• [WHAT THE TASK ASKS] If a line in the records below contains the word "dispuesto", copy it out.
::: DATA FOR ANALYSIS :::
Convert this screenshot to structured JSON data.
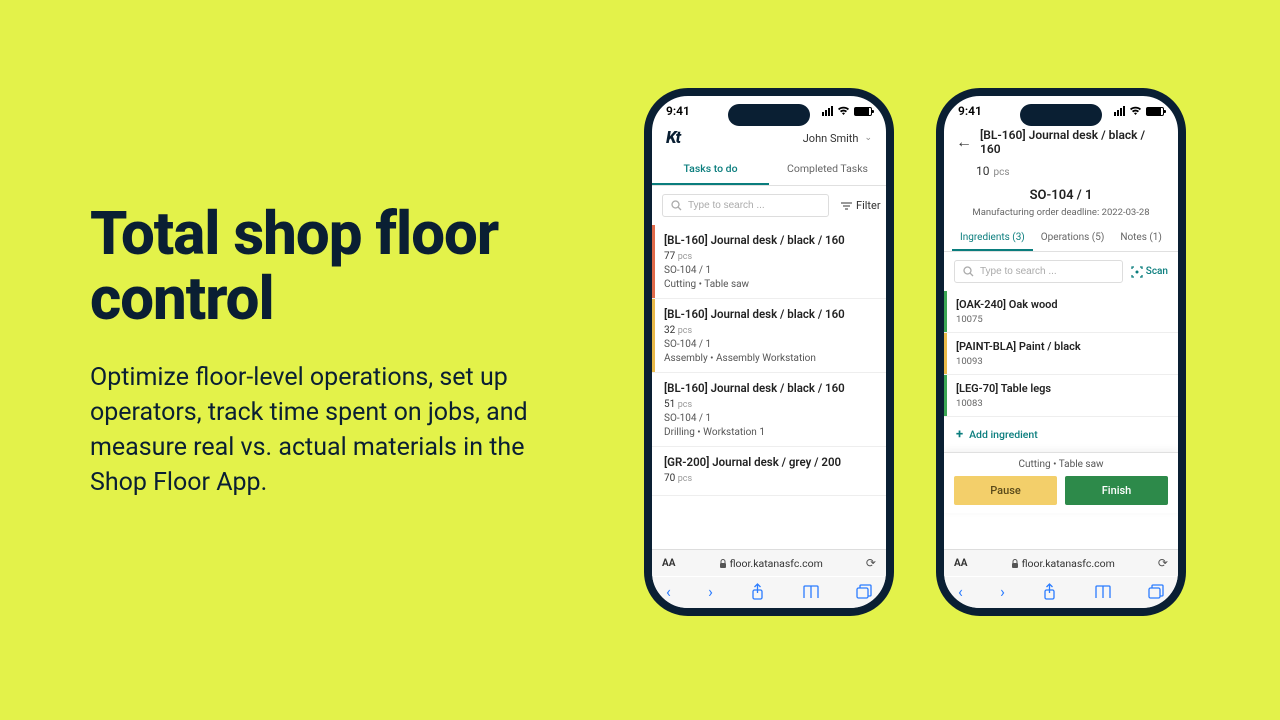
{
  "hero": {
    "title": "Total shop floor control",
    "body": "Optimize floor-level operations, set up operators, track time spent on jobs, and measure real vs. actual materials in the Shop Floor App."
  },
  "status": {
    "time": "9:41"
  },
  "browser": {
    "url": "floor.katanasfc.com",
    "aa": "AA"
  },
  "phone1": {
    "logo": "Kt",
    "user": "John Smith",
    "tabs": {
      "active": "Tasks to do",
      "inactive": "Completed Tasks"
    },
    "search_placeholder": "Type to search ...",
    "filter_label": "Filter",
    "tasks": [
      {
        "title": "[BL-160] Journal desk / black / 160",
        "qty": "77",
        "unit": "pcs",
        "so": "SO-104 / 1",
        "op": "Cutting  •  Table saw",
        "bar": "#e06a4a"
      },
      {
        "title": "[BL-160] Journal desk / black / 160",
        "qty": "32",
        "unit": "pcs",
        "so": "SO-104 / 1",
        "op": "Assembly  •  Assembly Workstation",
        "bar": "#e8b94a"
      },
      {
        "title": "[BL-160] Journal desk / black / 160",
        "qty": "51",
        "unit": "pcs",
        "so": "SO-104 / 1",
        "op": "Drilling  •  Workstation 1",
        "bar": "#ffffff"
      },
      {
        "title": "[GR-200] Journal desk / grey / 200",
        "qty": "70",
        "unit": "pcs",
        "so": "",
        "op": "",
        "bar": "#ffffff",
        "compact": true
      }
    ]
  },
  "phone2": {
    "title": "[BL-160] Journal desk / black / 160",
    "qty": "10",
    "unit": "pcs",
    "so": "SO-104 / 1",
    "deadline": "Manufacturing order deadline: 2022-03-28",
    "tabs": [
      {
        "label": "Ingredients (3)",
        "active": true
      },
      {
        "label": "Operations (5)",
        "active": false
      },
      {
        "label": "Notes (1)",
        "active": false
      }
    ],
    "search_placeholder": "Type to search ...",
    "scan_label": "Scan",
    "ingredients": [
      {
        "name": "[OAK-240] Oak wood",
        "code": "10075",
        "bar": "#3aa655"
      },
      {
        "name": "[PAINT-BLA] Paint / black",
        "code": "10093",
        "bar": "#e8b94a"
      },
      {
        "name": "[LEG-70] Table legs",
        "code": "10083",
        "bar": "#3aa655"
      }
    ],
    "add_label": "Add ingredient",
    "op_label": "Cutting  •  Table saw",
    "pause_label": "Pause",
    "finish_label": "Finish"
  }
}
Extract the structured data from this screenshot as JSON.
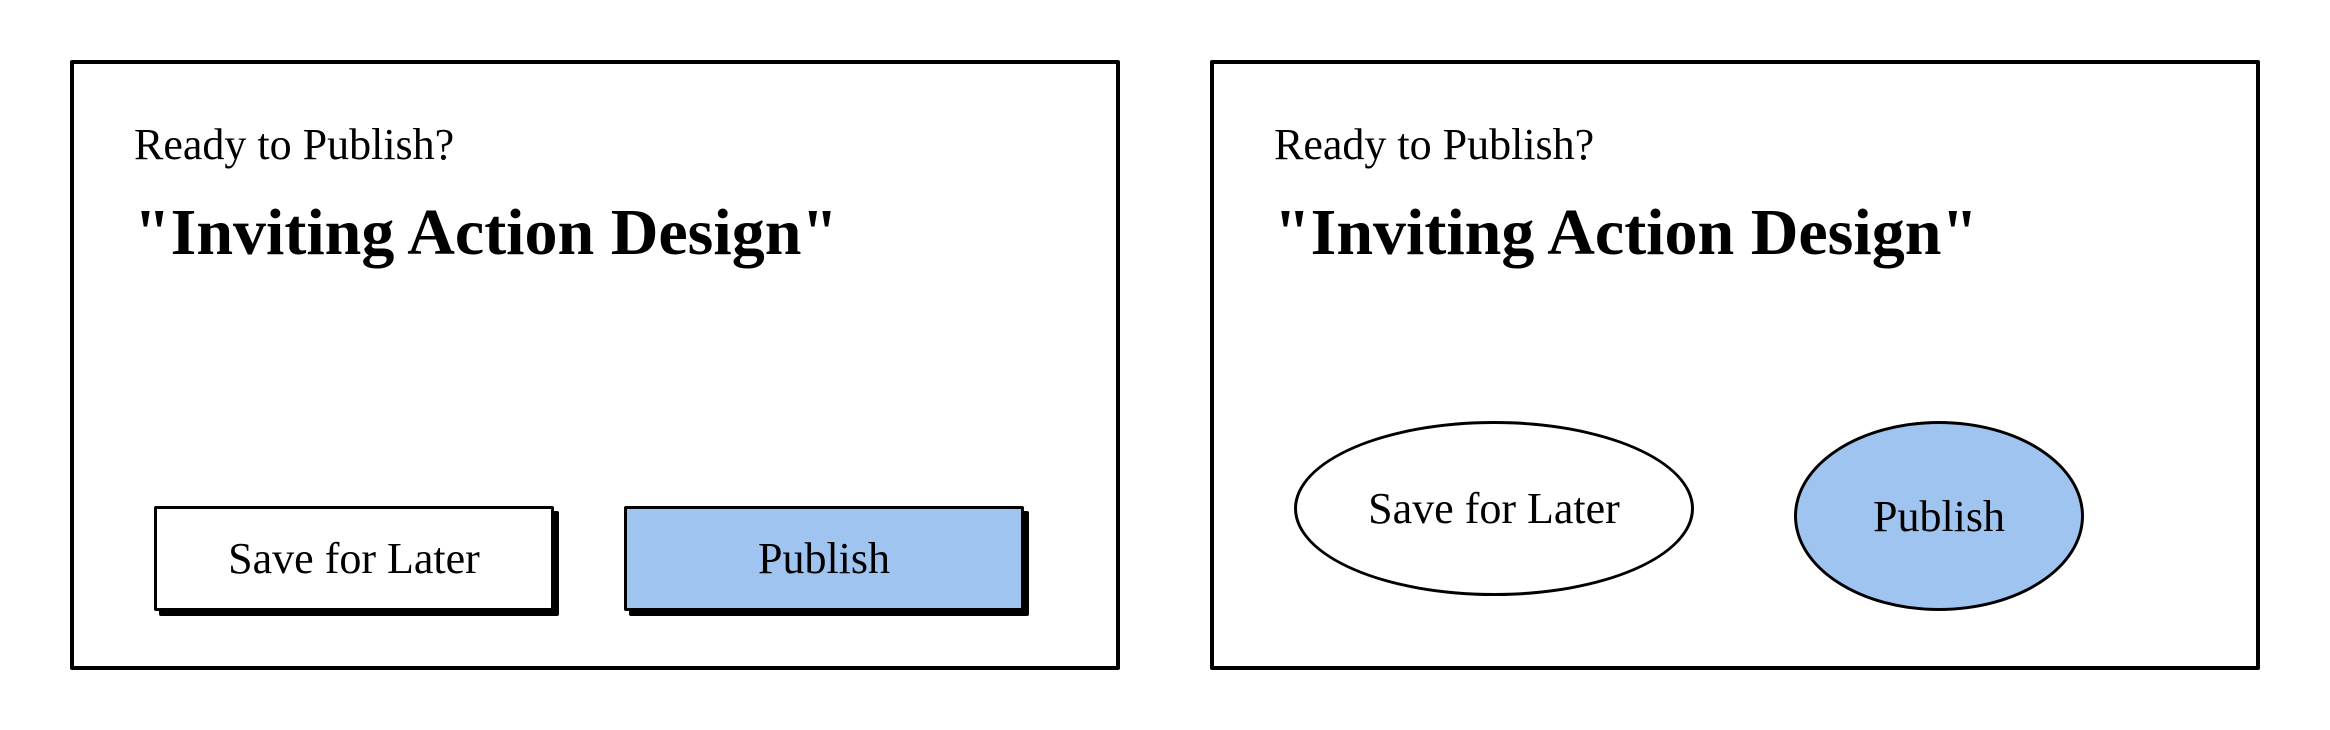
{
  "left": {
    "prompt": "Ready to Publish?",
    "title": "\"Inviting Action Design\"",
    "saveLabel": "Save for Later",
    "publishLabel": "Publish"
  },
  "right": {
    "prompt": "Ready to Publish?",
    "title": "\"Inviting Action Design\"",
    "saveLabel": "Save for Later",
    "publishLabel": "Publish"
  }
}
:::
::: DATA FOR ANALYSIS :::
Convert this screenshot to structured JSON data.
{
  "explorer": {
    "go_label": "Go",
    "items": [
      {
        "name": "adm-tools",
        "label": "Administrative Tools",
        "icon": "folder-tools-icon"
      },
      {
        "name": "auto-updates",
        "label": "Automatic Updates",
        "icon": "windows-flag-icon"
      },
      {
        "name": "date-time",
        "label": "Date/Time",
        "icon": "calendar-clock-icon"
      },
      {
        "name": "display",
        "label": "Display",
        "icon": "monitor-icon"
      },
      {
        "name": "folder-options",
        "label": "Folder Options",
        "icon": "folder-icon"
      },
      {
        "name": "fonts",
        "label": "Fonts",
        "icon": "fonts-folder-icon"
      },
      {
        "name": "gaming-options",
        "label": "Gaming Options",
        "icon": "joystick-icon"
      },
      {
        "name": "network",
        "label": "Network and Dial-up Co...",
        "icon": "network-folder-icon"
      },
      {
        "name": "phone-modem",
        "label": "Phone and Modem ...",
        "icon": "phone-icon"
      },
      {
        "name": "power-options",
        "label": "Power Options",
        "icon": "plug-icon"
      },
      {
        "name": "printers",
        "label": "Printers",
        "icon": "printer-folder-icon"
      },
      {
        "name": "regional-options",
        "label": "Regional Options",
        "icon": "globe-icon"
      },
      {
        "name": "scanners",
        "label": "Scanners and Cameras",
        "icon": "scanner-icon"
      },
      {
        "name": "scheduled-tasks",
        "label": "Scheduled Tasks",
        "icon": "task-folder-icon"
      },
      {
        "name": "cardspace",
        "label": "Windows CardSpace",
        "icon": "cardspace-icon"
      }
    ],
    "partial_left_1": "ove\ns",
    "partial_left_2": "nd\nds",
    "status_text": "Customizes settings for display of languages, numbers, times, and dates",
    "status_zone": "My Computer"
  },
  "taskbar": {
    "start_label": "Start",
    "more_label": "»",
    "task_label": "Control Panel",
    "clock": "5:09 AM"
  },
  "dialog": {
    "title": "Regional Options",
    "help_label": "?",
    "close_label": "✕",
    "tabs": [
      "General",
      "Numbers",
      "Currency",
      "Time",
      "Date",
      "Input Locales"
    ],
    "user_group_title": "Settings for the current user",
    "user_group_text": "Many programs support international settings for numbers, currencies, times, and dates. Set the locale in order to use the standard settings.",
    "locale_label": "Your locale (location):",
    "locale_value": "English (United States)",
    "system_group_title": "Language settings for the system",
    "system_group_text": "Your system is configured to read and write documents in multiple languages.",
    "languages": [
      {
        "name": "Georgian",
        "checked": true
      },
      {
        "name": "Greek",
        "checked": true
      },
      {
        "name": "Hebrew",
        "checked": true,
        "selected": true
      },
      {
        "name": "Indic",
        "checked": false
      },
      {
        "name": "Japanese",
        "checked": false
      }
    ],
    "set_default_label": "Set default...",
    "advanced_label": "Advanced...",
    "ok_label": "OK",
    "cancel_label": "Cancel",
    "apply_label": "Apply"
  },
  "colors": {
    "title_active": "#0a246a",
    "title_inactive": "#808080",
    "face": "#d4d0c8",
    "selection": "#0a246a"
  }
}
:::
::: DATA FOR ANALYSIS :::
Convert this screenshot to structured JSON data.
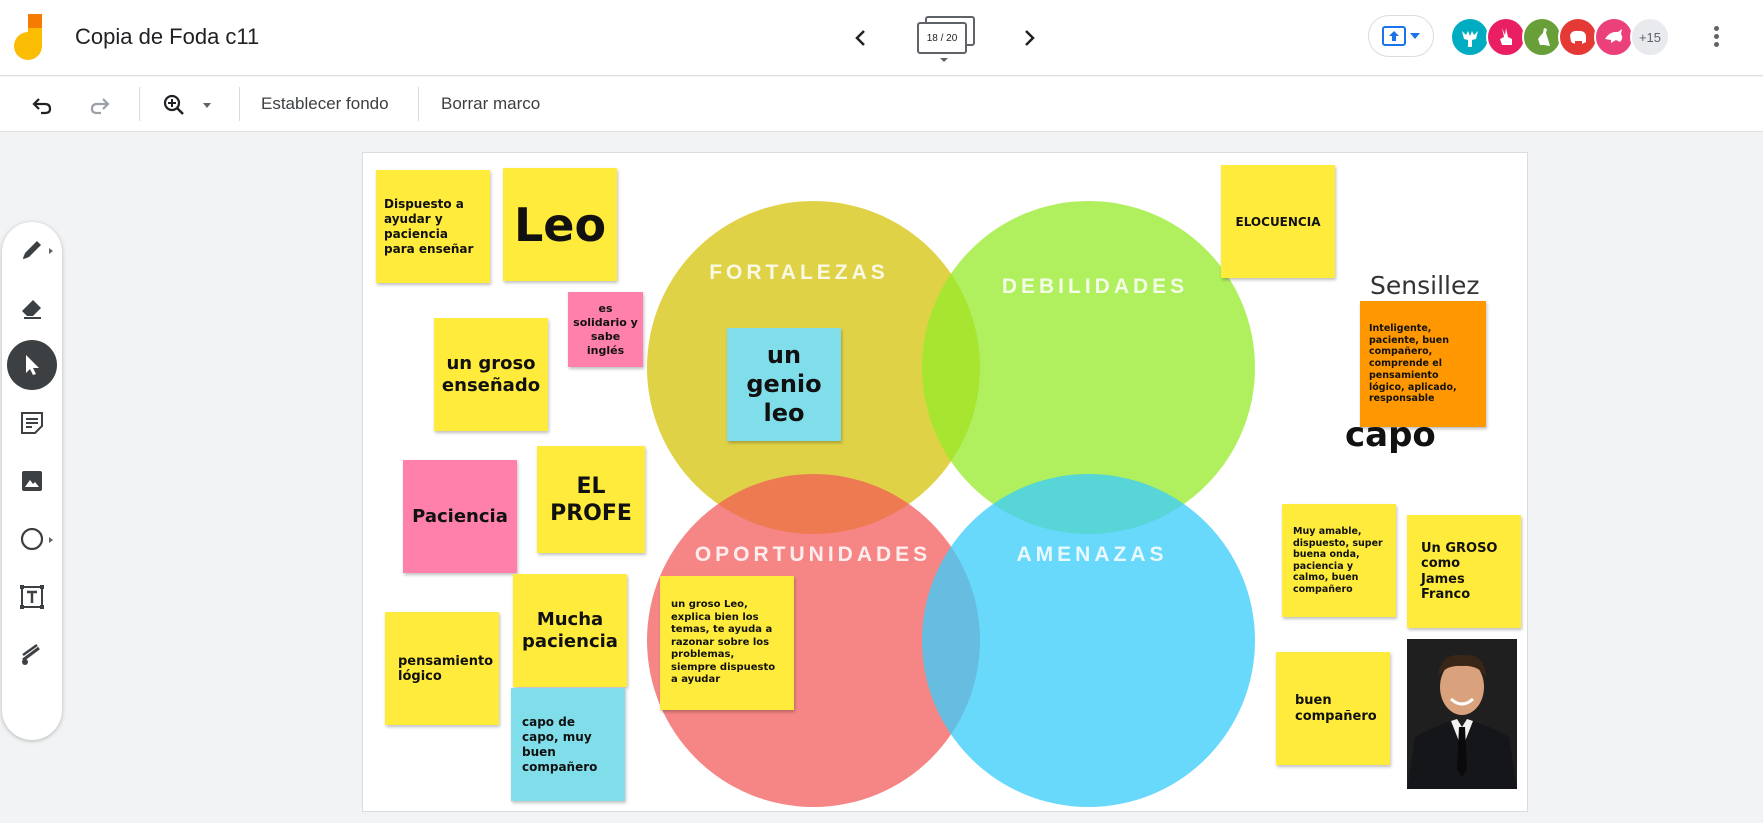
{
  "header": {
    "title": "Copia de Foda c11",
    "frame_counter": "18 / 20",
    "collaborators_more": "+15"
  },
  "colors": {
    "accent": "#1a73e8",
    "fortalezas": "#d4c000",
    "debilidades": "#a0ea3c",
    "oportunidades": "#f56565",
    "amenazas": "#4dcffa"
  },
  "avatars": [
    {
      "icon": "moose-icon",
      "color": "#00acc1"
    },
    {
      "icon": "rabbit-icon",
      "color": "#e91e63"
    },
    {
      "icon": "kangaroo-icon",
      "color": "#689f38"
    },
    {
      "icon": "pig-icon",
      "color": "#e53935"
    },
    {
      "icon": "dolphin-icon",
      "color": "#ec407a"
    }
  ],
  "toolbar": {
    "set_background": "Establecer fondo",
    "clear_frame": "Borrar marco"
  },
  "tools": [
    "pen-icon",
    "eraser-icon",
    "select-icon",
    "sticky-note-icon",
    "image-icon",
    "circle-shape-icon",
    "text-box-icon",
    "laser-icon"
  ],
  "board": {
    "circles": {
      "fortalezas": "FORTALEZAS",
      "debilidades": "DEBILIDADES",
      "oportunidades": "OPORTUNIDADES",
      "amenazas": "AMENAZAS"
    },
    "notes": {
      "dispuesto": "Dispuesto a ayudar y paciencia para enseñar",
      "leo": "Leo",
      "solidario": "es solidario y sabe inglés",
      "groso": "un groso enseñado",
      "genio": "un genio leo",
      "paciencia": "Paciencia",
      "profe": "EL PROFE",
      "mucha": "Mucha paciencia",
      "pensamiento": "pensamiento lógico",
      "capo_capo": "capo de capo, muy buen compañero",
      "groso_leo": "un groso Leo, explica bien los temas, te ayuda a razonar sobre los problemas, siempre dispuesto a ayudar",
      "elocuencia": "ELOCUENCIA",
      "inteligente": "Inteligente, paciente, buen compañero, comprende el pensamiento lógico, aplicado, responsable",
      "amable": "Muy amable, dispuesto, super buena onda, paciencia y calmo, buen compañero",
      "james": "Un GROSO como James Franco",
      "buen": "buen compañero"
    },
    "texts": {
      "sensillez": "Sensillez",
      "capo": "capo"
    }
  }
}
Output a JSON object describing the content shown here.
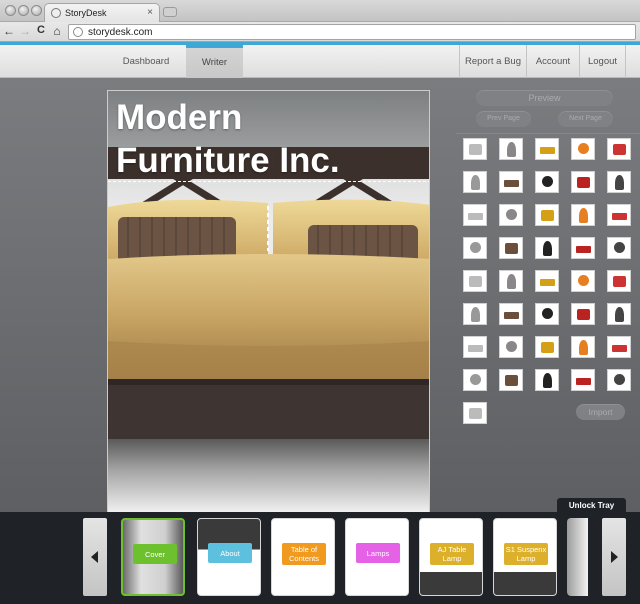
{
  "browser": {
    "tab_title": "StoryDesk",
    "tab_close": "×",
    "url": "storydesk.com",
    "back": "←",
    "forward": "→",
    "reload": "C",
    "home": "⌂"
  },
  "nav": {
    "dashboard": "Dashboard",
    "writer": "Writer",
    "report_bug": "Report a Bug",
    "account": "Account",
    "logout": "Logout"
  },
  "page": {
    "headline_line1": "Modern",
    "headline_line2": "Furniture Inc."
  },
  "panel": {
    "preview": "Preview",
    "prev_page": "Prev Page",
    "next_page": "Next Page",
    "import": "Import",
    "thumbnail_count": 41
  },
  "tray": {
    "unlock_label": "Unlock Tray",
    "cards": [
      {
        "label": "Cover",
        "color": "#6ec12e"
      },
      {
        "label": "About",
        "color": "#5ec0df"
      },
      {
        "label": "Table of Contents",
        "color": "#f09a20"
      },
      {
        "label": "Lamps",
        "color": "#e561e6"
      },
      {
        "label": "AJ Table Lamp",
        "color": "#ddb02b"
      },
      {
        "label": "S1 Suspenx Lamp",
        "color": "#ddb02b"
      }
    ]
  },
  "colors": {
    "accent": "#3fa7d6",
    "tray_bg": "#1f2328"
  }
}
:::
• [SOLUTION FOR THIS PROBLEM]
      "dispuesto": "Dispuesto a ayudar y paciencia para enseñar",
      "groso_leo": "un groso Leo, explica bien los temas, te ayuda a razonar sobre los problemas, siempre dispuesto a ayudar",
      "amable": "Muy amable, dispuesto, super buena onda, paciencia y calmo, buen compañero",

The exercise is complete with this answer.